By Tiffany Peeler, VP of Sales & Operations, Proactive Dealer Solutions
I’m betting no one gets up in the morning thinking: “Who can I irk today?” Yet, we all do it. We go about our working day annoying or irritating others with our behaviors without even being aware that we’re doing it. You can smooth conflict and bring harmony back into your dealership using the DISC® assessment, a simple but effective communication model.
DISC has been around since the 1940s. It’s a personal assessment tool used by more than a million people every year to help improve teamwork, communication, and productivity in the workplace. It’s often referred to as a “common language” people can use to better understand themselves and those they work with – and use this knowledge to reduce conflict.
Why write about it now? The stakes have never been higher for dealership teams to better communicate with each other. The labor shortage means you can’t afford to lose a good employee because of a personality conflict. At the same time, the lack of new vehicles and pressure to source used vehicles has left everyone on edge. And do I even have to mention this seemingly never-ending pandemic? It’s a perfect recipe for tempers to bubble over.
Knowing your own DISC style and those of your colleagues can help you better communicate, reduce workplace stress, improve team synergy, and get things done more efficiently and effectively. There are four styles that comprise the DISC model, individually, we’re a mixture of these four styles. No one style is better than another and all of us adapt and flex our styles when the situation calls for it, however, one or two styles are usually dominant and more natural for you:
Dominant Style: D styles are reactive, extroverted and task-focused. People who are high-Ds like to lead others and tend to be competitive. They speak their minds, get straight to the point, and charge headfirst into everything they do. Think of that coworker who sends one-word emails and you always think he’s mad at you. He’s not. It’s just how he communicates. High Ds aren’t trying to be rude; they just want to get to the point. Full disclosure: I am a dominant type. I have to keep in mind that some people may perceive me as aggressive, and to adjust my style when working with other types.
Interactive Personality – I styles are reactive, extroverted and people-focused. They enjoy socializing and working collaboratively with others. They like to have fun, are creative, and inspire those around them. Because high Is love to constantly communicate and talk, other styles can find them off-putting because they have so much energy. When you receive an email from a high I, it’s probably wordy, littered with flowery language, and somewhat disorganized. This isn’t because they don’t know what to say, it’s because they want to say everything!

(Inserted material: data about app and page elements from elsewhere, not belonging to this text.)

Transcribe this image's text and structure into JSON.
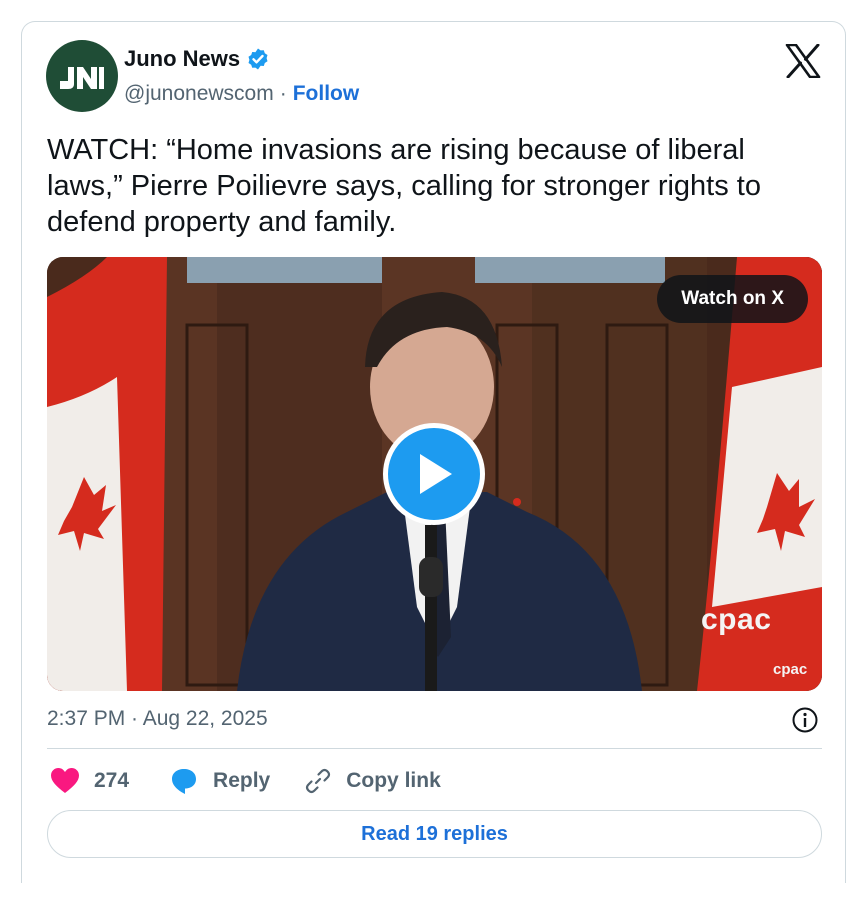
{
  "author": {
    "name": "Juno News",
    "handle": "@junonewscom",
    "separator": "·",
    "follow_label": "Follow",
    "avatar_text": "JN",
    "verified": true
  },
  "tweet": {
    "text": "WATCH: “Home invasions are rising because of liberal laws,” Pierre Poilievre says, calling for stronger rights to defend property and family."
  },
  "media": {
    "watch_label": "Watch on X",
    "watermark_large": "cpac",
    "watermark_small": "cpac"
  },
  "meta": {
    "timestamp": "2:37 PM · Aug 22, 2025"
  },
  "actions": {
    "like_count": "274",
    "reply_label": "Reply",
    "copy_link_label": "Copy link"
  },
  "footer": {
    "read_replies_label": "Read 19 replies"
  },
  "colors": {
    "link_blue": "#1d70d8",
    "play_blue": "#1d9bf0",
    "like_pink": "#f91880",
    "secondary_text": "#536471",
    "border": "#cfd9de"
  },
  "icons": [
    "verified-badge-icon",
    "x-logo-icon",
    "play-icon",
    "info-icon",
    "heart-icon",
    "reply-bubble-icon",
    "link-icon"
  ]
}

Stable Personality –S styles are reflective, introverted and people-focused. They are always willing to help, seen as accommodating in the workplace, and detail-oriented. High Ss notice what needs to be done and tend to quietly take care of things without the need for recognition. If you’re in a meeting with someone who is an S style, don’t confuse their soft-spoken approach with agreement. A high S listens more than they talk and shys away from conflict. It’s important to ask questions and slow down to best align with them.

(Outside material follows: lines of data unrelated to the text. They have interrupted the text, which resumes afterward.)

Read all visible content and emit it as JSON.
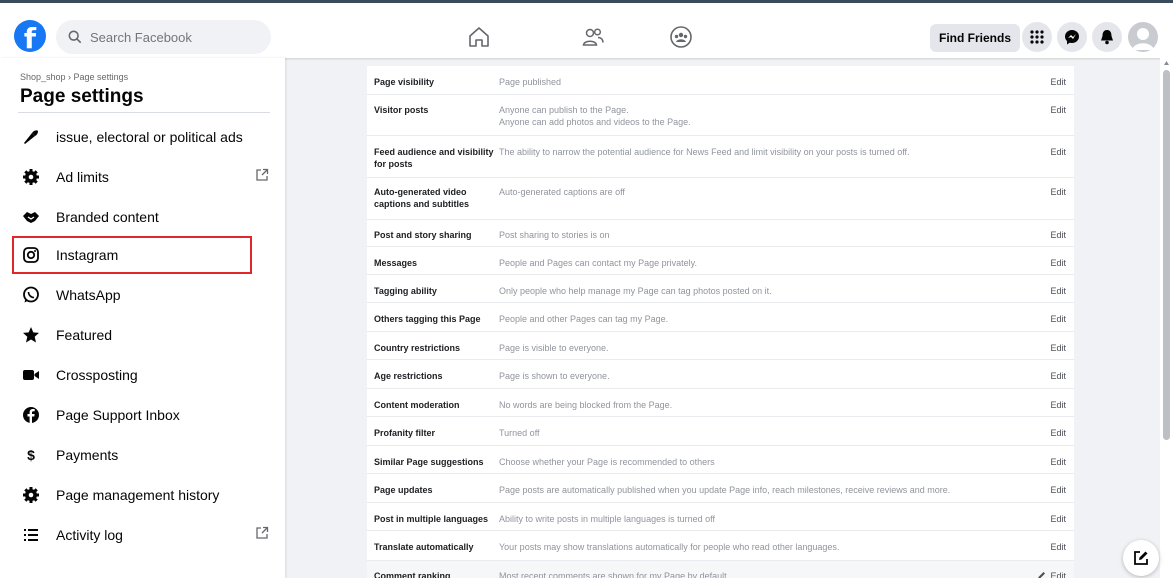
{
  "search": {
    "placeholder": "Search Facebook"
  },
  "header": {
    "logo_letter": "f",
    "find_friends_label": "Find Friends",
    "brand_color": "#1877f2"
  },
  "sidebar": {
    "breadcrumb": "Shop_shop › Page settings",
    "title": "Page settings",
    "items": [
      {
        "label": "issue, electoral or political ads",
        "icon": "megaphone-icon"
      },
      {
        "label": "Ad limits",
        "icon": "gear-icon",
        "external": true
      },
      {
        "label": "Branded content",
        "icon": "handshake-icon"
      },
      {
        "label": "Instagram",
        "icon": "instagram-icon",
        "highlighted": true
      },
      {
        "label": "WhatsApp",
        "icon": "whatsapp-icon"
      },
      {
        "label": "Featured",
        "icon": "star-icon"
      },
      {
        "label": "Crossposting",
        "icon": "video-icon"
      },
      {
        "label": "Page Support Inbox",
        "icon": "facebook-icon"
      },
      {
        "label": "Payments",
        "icon": "dollar-icon",
        "glyph": "$"
      },
      {
        "label": "Page management history",
        "icon": "gear-icon"
      },
      {
        "label": "Activity log",
        "icon": "list-icon",
        "external": true
      }
    ]
  },
  "settings": {
    "edit_label": "Edit",
    "rows": [
      {
        "name": "Page visibility",
        "desc": "Page published"
      },
      {
        "name": "Visitor posts",
        "desc": "Anyone can publish to the Page.",
        "desc2": "Anyone can add photos and videos to the Page."
      },
      {
        "name": "Feed audience and visibility for posts",
        "desc": "The ability to narrow the potential audience for News Feed and limit visibility on your posts is turned off."
      },
      {
        "name": "Auto-generated video captions and subtitles",
        "desc": "Auto-generated captions are off"
      },
      {
        "name": "Post and story sharing",
        "desc": "Post sharing to stories is on"
      },
      {
        "name": "Messages",
        "desc": "People and Pages can contact my Page privately."
      },
      {
        "name": "Tagging ability",
        "desc": "Only people who help manage my Page can tag photos posted on it."
      },
      {
        "name": "Others tagging this Page",
        "desc": "People and other Pages can tag my Page."
      },
      {
        "name": "Country restrictions",
        "desc": "Page is visible to everyone."
      },
      {
        "name": "Age restrictions",
        "desc": "Page is shown to everyone."
      },
      {
        "name": "Content moderation",
        "desc": "No words are being blocked from the Page."
      },
      {
        "name": "Profanity filter",
        "desc": "Turned off"
      },
      {
        "name": "Similar Page suggestions",
        "desc": "Choose whether your Page is recommended to others"
      },
      {
        "name": "Page updates",
        "desc": "Page posts are automatically published when you update Page info, reach milestones, receive reviews and more."
      },
      {
        "name": "Post in multiple languages",
        "desc": "Ability to write posts in multiple languages is turned off"
      },
      {
        "name": "Translate automatically",
        "desc": "Your posts may show translations automatically for people who read other languages."
      },
      {
        "name": "Comment ranking",
        "desc": "Most recent comments are shown for my Page by default."
      }
    ]
  }
}
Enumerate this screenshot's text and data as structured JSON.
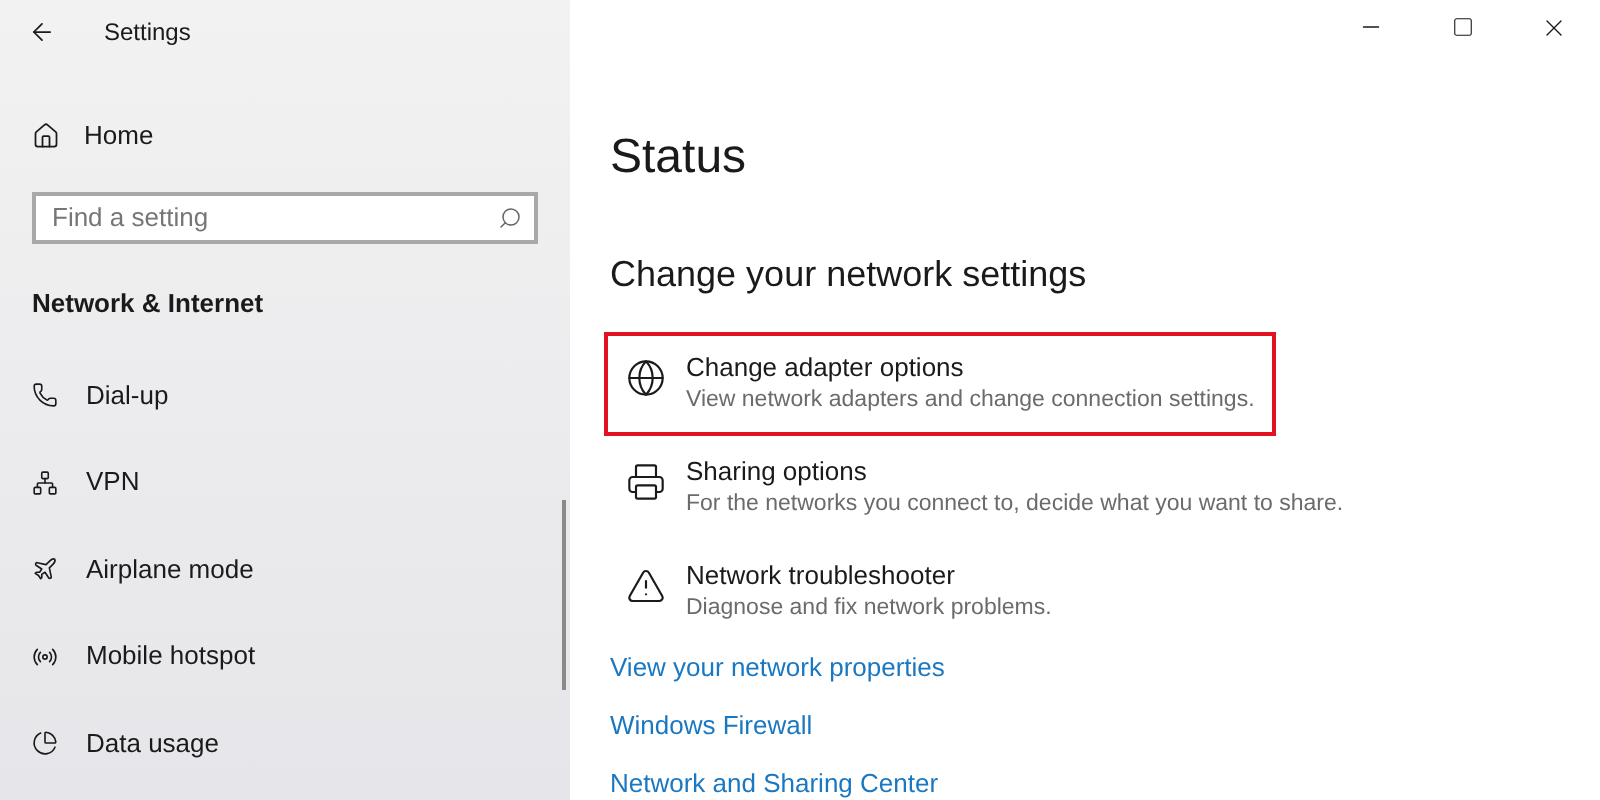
{
  "window": {
    "title": "Settings"
  },
  "sidebar": {
    "home": "Home",
    "search": {
      "placeholder": "Find a setting"
    },
    "section": "Network & Internet",
    "items": [
      {
        "label": "Dial-up"
      },
      {
        "label": "VPN"
      },
      {
        "label": "Airplane mode"
      },
      {
        "label": "Mobile hotspot"
      },
      {
        "label": "Data usage"
      }
    ]
  },
  "main": {
    "title": "Status",
    "subtitle": "Change your network settings",
    "options": [
      {
        "title": "Change adapter options",
        "description": "View network adapters and change connection settings.",
        "highlighted": true
      },
      {
        "title": "Sharing options",
        "description": "For the networks you connect to, decide what you want to share.",
        "highlighted": false
      },
      {
        "title": "Network troubleshooter",
        "description": "Diagnose and fix network problems.",
        "highlighted": false
      }
    ],
    "links": [
      "View your network properties",
      "Windows Firewall",
      "Network and Sharing Center"
    ]
  }
}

Conscientious Personality – C styles are reflective, introverted and task-focused. They are logical and process-driven in their approach to problems. C’s are meticulous and thorough, with a focus on accuracy and procedures. They want the facts and the documents supporting the facts, which is also why they tend to ask A LOT of questions in meetings and write detailed emails. I’ll admit, communicating with this type is a challenge for my dominant, get-it-done personality. But I’ve learned to come prepared and armed with details. Modifying my approach results in more productive meetings and easier communication.
Overall, your ability to influence people goes up astronomically when you flex your approach to meet the needs of others. If someone needs lots of details, you know to provide them with lots of details. Or, if relationships are important to someone, you can make an effort to build rapport before jumping into the work. The behaviors and actions of others are neutral until we add value to them. You don’t need to make major modifications to who you are and behave inauthentically. Adapting behaviors does not change who you are, nor your desired goal. It simply changes how you go about communicating so you are more likely to achieve your goal AND maintain good relationships.
About the Author
Tiffany Peeler is the VP of Sales & Operations for Proactive Dealer Solutions. She leads the sales and fulfillment teams with a laser focus on delivering industry-leading solutions to improve upon the customer experience and dealership profitability.